The New Year will be upon us in but a few days and I thought this a great opportunity to do a little personal assessment on how I'm playing the happy game. I'm often not very happy at all - I don't need to be happy all the time, let me just say that up front - I personally believe that life is a balancing act and those who seek euphoria often will also often feel desolation because in all things there must be balance. The great riches of the few on this planet come at the personal cost of the many as is …

The symbolism of elephants...

Just recently I've been seeing and noticing elephants everywhere!

A few weeks ago I saw the Samsung Elephant Ad, and watching that led me to watching a video with an elephant painting (seriously, you have to watch it to believe it!).

Then last night the boys told me they were having a free dress day at school to raise money for 'Mali the Elephant' - who turned out to be a paper maché statue which the children will paint and then show around the council before it comes back to the school to stand outside the performing arts room.

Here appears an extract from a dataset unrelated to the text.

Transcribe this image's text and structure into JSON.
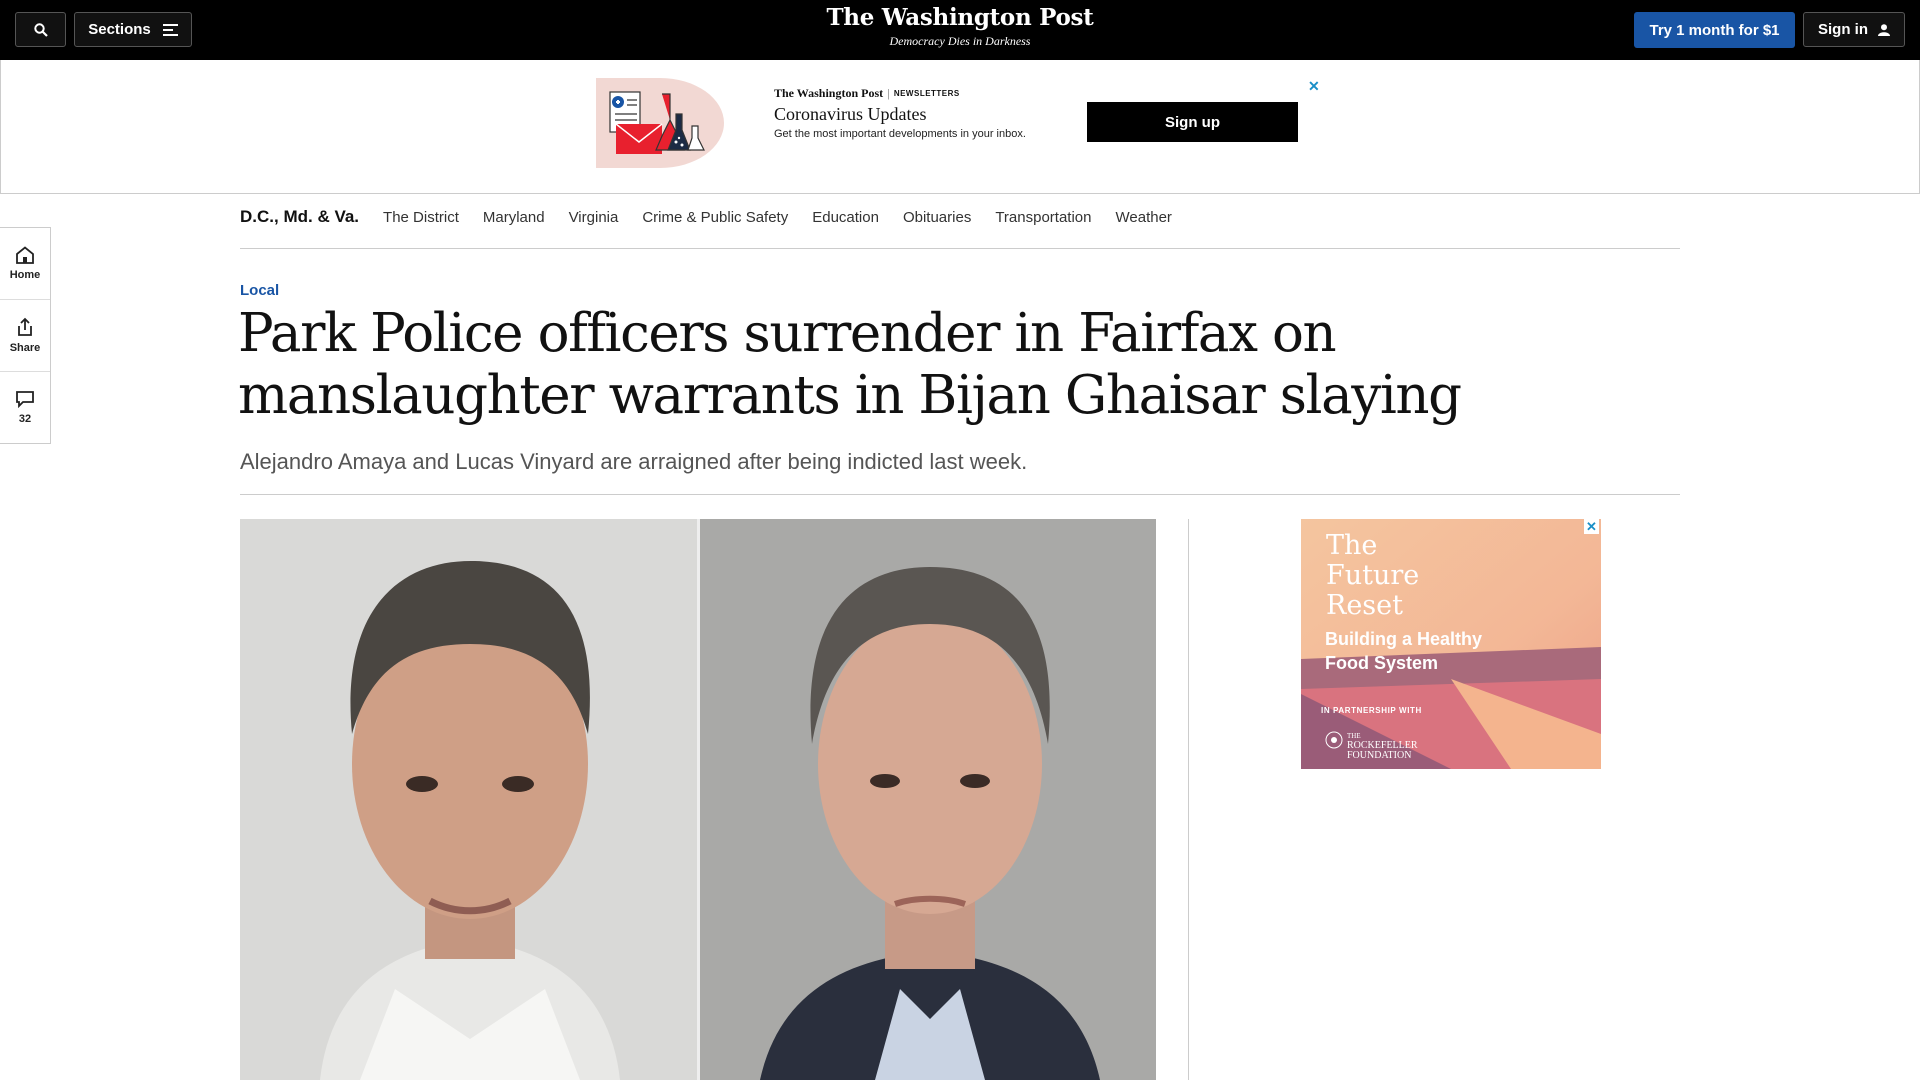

Then this morning I followed a link from Twitter to Toushka Lee's blog and read this post about an elephant orphanage in Sri Lanka.

This morning the Grumpy Old Man did another driving test and unfortunately didn't pass. We've booked his next test and are looking forward to that now. About ten minutes before he walked in the door I saw this poster on Facebook...


At the time, I didn't know if the Grumpy Old Man had been successful or …

Do you have low self-esteem?

I don't.

I used to think I did, but having met several people who really do have low self-esteem, I've now come to realise I actually have low confidence (and note I don't say low self-confidence, but more on that later), and that is a different breed of animal all together.

I was having a chat with a friend the other day about people who constantly put themselves down. If you are a participant in social media you might be aware of this kind of person. Everyone is smarter than them, prettier than them, more motivated, better organised, or has greater talent than them. It goes further, some of these people are not at all opposed to running themselves down to others with comments like, 'I'm so fat' (and not in a proud, fat acceptance way, but in a negative, self-loathing kind of way), or 'I'm stupid' or 'I'm ugly'.

Some people are just fishing for compliments, of course, but the ones who persist; the ones who simply cannot take a complimen…